As you restate the entries, keep every word intact and leave out whatever images they hold.
------ Data extracts
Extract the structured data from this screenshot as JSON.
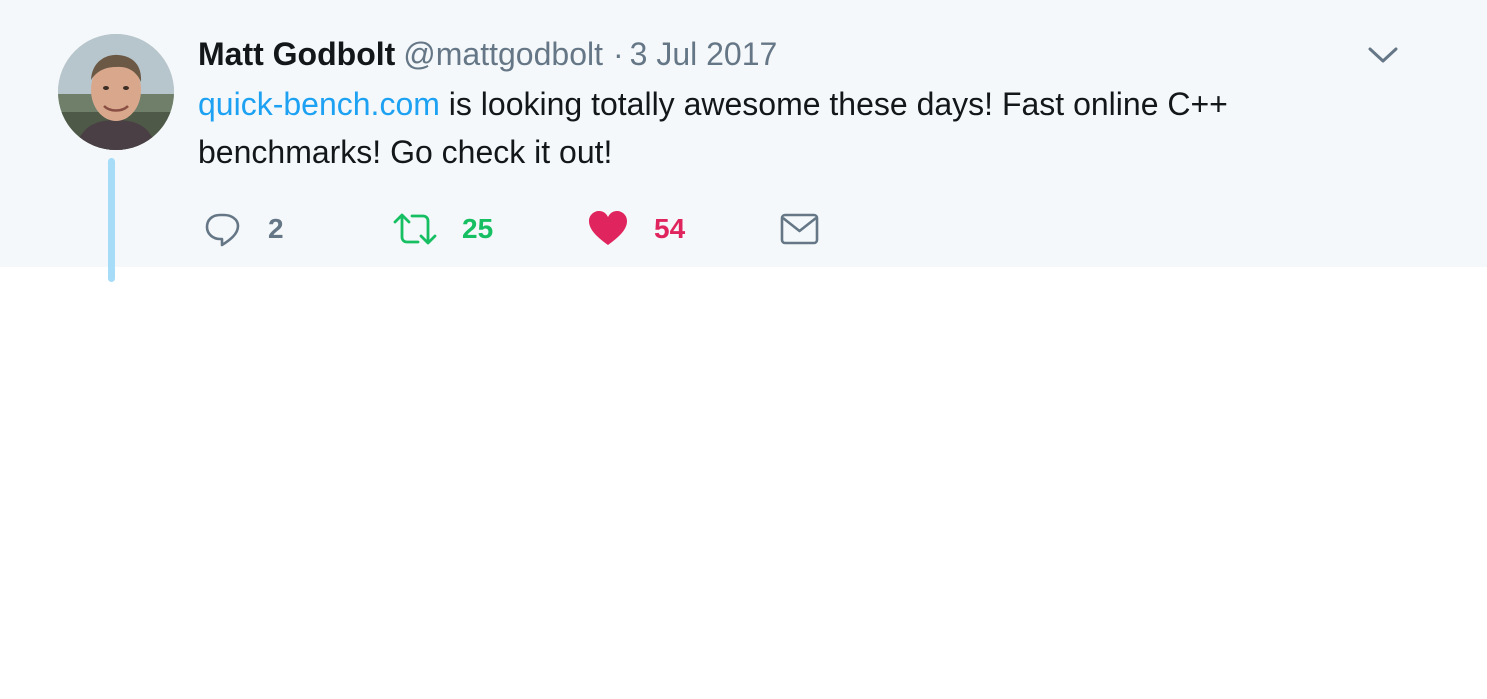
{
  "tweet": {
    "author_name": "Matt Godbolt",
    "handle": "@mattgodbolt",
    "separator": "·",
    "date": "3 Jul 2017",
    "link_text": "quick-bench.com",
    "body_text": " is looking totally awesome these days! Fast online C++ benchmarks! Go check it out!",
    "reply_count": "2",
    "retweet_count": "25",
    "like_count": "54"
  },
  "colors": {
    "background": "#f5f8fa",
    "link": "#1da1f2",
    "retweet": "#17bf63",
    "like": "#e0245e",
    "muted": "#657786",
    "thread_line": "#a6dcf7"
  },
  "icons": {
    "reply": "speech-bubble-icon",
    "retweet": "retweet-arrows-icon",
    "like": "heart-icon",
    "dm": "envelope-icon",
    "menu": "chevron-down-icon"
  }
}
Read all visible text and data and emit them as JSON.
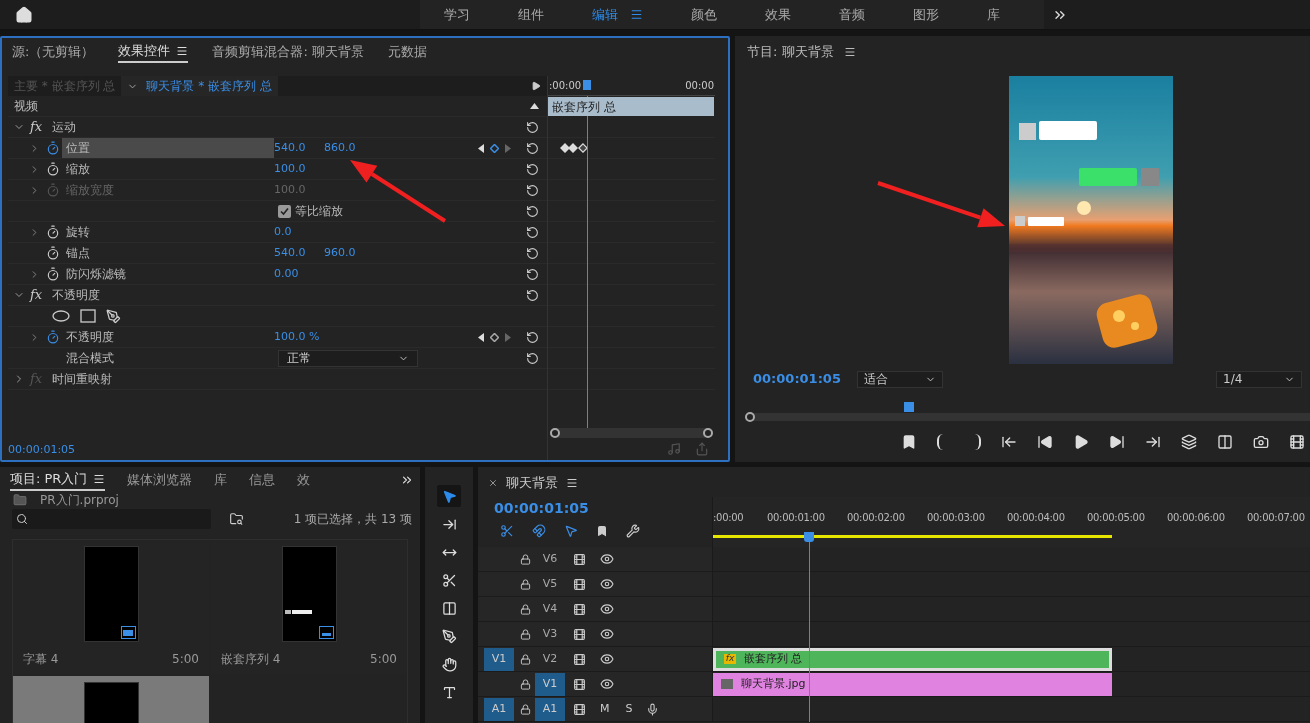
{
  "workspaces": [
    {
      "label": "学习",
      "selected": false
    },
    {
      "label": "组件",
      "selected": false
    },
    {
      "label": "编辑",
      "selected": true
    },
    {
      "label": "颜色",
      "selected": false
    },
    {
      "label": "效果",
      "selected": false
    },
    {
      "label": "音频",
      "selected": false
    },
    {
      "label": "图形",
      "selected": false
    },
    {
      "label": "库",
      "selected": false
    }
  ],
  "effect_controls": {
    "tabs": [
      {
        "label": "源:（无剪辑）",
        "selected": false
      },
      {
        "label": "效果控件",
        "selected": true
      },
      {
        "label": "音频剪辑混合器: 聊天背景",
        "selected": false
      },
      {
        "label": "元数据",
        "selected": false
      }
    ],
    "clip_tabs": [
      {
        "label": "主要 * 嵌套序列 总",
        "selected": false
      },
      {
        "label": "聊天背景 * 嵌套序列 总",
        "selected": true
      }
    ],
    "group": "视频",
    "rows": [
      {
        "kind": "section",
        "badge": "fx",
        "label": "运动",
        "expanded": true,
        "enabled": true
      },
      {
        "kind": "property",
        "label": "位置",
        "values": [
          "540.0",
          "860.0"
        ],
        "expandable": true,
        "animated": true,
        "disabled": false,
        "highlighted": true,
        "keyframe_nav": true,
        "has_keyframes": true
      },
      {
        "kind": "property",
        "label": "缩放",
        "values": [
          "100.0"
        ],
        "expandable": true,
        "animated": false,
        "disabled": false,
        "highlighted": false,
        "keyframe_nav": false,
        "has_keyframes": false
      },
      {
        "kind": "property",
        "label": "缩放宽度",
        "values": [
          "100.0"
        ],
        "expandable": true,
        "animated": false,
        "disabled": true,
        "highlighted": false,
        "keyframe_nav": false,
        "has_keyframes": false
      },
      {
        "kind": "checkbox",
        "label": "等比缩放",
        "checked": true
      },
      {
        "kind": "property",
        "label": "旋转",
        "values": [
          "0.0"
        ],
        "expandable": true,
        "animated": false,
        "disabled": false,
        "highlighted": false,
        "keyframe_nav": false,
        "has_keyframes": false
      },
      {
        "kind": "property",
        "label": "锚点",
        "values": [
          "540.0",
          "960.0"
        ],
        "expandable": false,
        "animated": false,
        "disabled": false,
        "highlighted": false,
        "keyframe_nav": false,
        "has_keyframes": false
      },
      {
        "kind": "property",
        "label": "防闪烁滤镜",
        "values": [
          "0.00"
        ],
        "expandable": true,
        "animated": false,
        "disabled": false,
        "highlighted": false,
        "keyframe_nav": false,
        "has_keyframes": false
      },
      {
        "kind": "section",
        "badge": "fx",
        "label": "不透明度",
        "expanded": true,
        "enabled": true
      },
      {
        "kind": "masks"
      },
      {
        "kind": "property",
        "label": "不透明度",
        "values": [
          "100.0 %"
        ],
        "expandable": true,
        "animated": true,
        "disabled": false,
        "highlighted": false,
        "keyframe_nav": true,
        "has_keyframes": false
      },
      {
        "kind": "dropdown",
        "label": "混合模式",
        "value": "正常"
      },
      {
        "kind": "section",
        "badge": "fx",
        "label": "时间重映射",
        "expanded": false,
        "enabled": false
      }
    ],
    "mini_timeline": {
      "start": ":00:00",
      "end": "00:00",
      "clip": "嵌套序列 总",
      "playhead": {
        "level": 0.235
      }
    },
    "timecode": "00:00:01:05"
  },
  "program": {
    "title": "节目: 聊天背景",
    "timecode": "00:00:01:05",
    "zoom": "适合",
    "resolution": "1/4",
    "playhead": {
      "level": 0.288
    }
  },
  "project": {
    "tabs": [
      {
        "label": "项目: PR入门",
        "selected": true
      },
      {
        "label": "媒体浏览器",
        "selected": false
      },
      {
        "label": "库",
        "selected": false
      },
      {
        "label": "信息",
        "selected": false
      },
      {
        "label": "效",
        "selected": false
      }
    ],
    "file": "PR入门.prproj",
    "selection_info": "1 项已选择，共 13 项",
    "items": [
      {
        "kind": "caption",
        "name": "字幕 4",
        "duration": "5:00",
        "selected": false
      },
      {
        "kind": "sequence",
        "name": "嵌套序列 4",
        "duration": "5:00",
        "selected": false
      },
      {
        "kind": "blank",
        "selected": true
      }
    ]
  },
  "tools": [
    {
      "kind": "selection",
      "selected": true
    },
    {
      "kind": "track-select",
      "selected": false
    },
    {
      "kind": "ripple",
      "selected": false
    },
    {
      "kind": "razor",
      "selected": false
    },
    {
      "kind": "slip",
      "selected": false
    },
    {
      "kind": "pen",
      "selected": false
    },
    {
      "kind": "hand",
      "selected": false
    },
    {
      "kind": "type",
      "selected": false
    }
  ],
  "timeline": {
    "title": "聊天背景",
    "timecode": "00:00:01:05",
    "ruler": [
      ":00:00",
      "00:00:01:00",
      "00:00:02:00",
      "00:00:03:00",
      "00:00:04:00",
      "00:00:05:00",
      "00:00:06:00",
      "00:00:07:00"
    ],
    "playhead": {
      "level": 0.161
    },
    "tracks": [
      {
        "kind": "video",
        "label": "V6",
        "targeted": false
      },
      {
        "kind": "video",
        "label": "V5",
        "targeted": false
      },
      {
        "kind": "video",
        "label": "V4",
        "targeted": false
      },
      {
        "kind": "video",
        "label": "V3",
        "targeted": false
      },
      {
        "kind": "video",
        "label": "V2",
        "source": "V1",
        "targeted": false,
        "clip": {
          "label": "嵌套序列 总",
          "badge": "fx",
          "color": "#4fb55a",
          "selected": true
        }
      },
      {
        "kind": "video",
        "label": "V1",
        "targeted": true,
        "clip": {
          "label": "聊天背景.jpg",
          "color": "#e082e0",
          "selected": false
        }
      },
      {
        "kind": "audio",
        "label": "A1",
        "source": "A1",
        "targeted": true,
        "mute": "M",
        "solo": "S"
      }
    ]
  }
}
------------
* **Answer to the problem**:
Extract the structured data from this screenshot as JSON.
{
  "tweet": {
    "author_name": "Matt Godbolt",
    "handle": "@mattgodbolt",
    "separator": "·",
    "date": "3 Jul 2017",
    "link_text": "quick-bench.com",
    "body_text": " is looking totally awesome these days! Fast online C++ benchmarks! Go check it out!",
    "reply_count": "2",
    "retweet_count": "25",
    "like_count": "54"
  },
  "colors": {
    "background": "#f5f8fa",
    "link": "#1da1f2",
    "retweet": "#17bf63",
    "like": "#e0245e",
    "muted": "#657786",
    "thread_line": "#a6dcf7"
  },
  "icons": {
    "reply": "speech-bubble-icon",
    "retweet": "retweet-arrows-icon",
    "like": "heart-icon",
    "dm": "envelope-icon",
    "menu": "chevron-down-icon"
  }
}
Read all visible text and data and emit them as JSON.
{
  "workspaces": [
    {
      "label": "学习",
      "selected": false
    },
    {
      "label": "组件",
      "selected": false
    },
    {
      "label": "编辑",
      "selected": true
    },
    {
      "label": "颜色",
      "selected": false
    },
    {
      "label": "效果",
      "selected": false
    },
    {
      "label": "音频",
      "selected": false
    },
    {
      "label": "图形",
      "selected": false
    },
    {
      "label": "库",
      "selected": false
    }
  ],
  "effect_controls": {
    "tabs": [
      {
        "label": "源:（无剪辑）",
        "selected": false
      },
      {
        "label": "效果控件",
        "selected": true
      },
      {
        "label": "音频剪辑混合器: 聊天背景",
        "selected": false
      },
      {
        "label": "元数据",
        "selected": false
      }
    ],
    "clip_tabs": [
      {
        "label": "主要 * 嵌套序列 总",
        "selected": false
      },
      {
        "label": "聊天背景 * 嵌套序列 总",
        "selected": true
      }
    ],
    "group": "视频",
    "rows": [
      {
        "kind": "section",
        "badge": "fx",
        "label": "运动",
        "expanded": true,
        "enabled": true
      },
      {
        "kind": "property",
        "label": "位置",
        "values": [
          "540.0",
          "860.0"
        ],
        "expandable": true,
        "animated": true,
        "disabled": false,
        "highlighted": true,
        "keyframe_nav": true,
        "has_keyframes": true
      },
      {
        "kind": "property",
        "label": "缩放",
        "values": [
          "100.0"
        ],
        "expandable": true,
        "animated": false,
        "disabled": false,
        "highlighted": false,
        "keyframe_nav": false,
        "has_keyframes": false
      },
      {
        "kind": "property",
        "label": "缩放宽度",
        "values": [
          "100.0"
        ],
        "expandable": true,
        "animated": false,
        "disabled": true,
        "highlighted": false,
        "keyframe_nav": false,
        "has_keyframes": false
      },
      {
        "kind": "checkbox",
        "label": "等比缩放",
        "checked": true
      },
      {
        "kind": "property",
        "label": "旋转",
        "values": [
          "0.0"
        ],
        "expandable": true,
        "animated": false,
        "disabled": false,
        "highlighted": false,
        "keyframe_nav": false,
        "has_keyframes": false
      },
      {
        "kind": "property",
        "label": "锚点",
        "values": [
          "540.0",
          "960.0"
        ],
        "expandable": false,
        "animated": false,
        "disabled": false,
        "highlighted": false,
        "keyframe_nav": false,
        "has_keyframes": false
      },
      {
        "kind": "property",
        "label": "防闪烁滤镜",
        "values": [
          "0.00"
        ],
        "expandable": true,
        "animated": false,
        "disabled": false,
        "highlighted": false,
        "keyframe_nav": false,
        "has_keyframes": false
      },
      {
        "kind": "section",
        "badge": "fx",
        "label": "不透明度",
        "expanded": true,
        "enabled": true
      },
      {
        "kind": "masks"
      },
      {
        "kind": "property",
        "label": "不透明度",
        "values": [
          "100.0 %"
        ],
        "expandable": true,
        "animated": true,
        "disabled": false,
        "highlighted": false,
        "keyframe_nav": true,
        "has_keyframes": false
      },
      {
        "kind": "dropdown",
        "label": "混合模式",
        "value": "正常"
      },
      {
        "kind": "section",
        "badge": "fx",
        "label": "时间重映射",
        "expanded": false,
        "enabled": false
      }
    ],
    "mini_timeline": {
      "start": ":00:00",
      "end": "00:00",
      "clip": "嵌套序列 总",
      "playhead": {
        "level": 0.235
      }
    },
    "timecode": "00:00:01:05"
  },
  "program": {
    "title": "节目: 聊天背景",
    "timecode": "00:00:01:05",
    "zoom": "适合",
    "resolution": "1/4",
    "playhead": {
      "level": 0.288
    }
  },
  "project": {
    "tabs": [
      {
        "label": "项目: PR入门",
        "selected": true
      },
      {
        "label": "媒体浏览器",
        "selected": false
      },
      {
        "label": "库",
        "selected": false
      },
      {
        "label": "信息",
        "selected": false
      },
      {
        "label": "效",
        "selected": false
      }
    ],
    "file": "PR入门.prproj",
    "selection_info": "1 项已选择，共 13 项",
    "items": [
      {
        "kind": "caption",
        "name": "字幕 4",
        "duration": "5:00",
        "selected": false
      },
      {
        "kind": "sequence",
        "name": "嵌套序列 4",
        "duration": "5:00",
        "selected": false
      },
      {
        "kind": "blank",
        "selected": true
      }
    ]
  },
  "tools": [
    {
      "kind": "selection",
      "selected": true
    },
    {
      "kind": "track-select",
      "selected": false
    },
    {
      "kind": "ripple",
      "selected": false
    },
    {
      "kind": "razor",
      "selected": false
    },
    {
      "kind": "slip",
      "selected": false
    },
    {
      "kind": "pen",
      "selected": false
    },
    {
      "kind": "hand",
      "selected": false
    },
    {
      "kind": "type",
      "selected": false
    }
  ],
  "timeline": {
    "title": "聊天背景",
    "timecode": "00:00:01:05",
    "ruler": [
      ":00:00",
      "00:00:01:00",
      "00:00:02:00",
      "00:00:03:00",
      "00:00:04:00",
      "00:00:05:00",
      "00:00:06:00",
      "00:00:07:00"
    ],
    "playhead": {
      "level": 0.161
    },
    "tracks": [
      {
        "kind": "video",
        "label": "V6",
        "targeted": false
      },
      {
        "kind": "video",
        "label": "V5",
        "targeted": false
      },
      {
        "kind": "video",
        "label": "V4",
        "targeted": false
      },
      {
        "kind": "video",
        "label": "V3",
        "targeted": false
      },
      {
        "kind": "video",
        "label": "V2",
        "source": "V1",
        "targeted": false,
        "clip": {
          "label": "嵌套序列 总",
          "badge": "fx",
          "color": "#4fb55a",
          "selected": true
        }
      },
      {
        "kind": "video",
        "label": "V1",
        "targeted": true,
        "clip": {
          "label": "聊天背景.jpg",
          "color": "#e082e0",
          "selected": false
        }
      },
      {
        "kind": "audio",
        "label": "A1",
        "source": "A1",
        "targeted": true,
        "mute": "M",
        "solo": "S"
      }
    ]
  }
}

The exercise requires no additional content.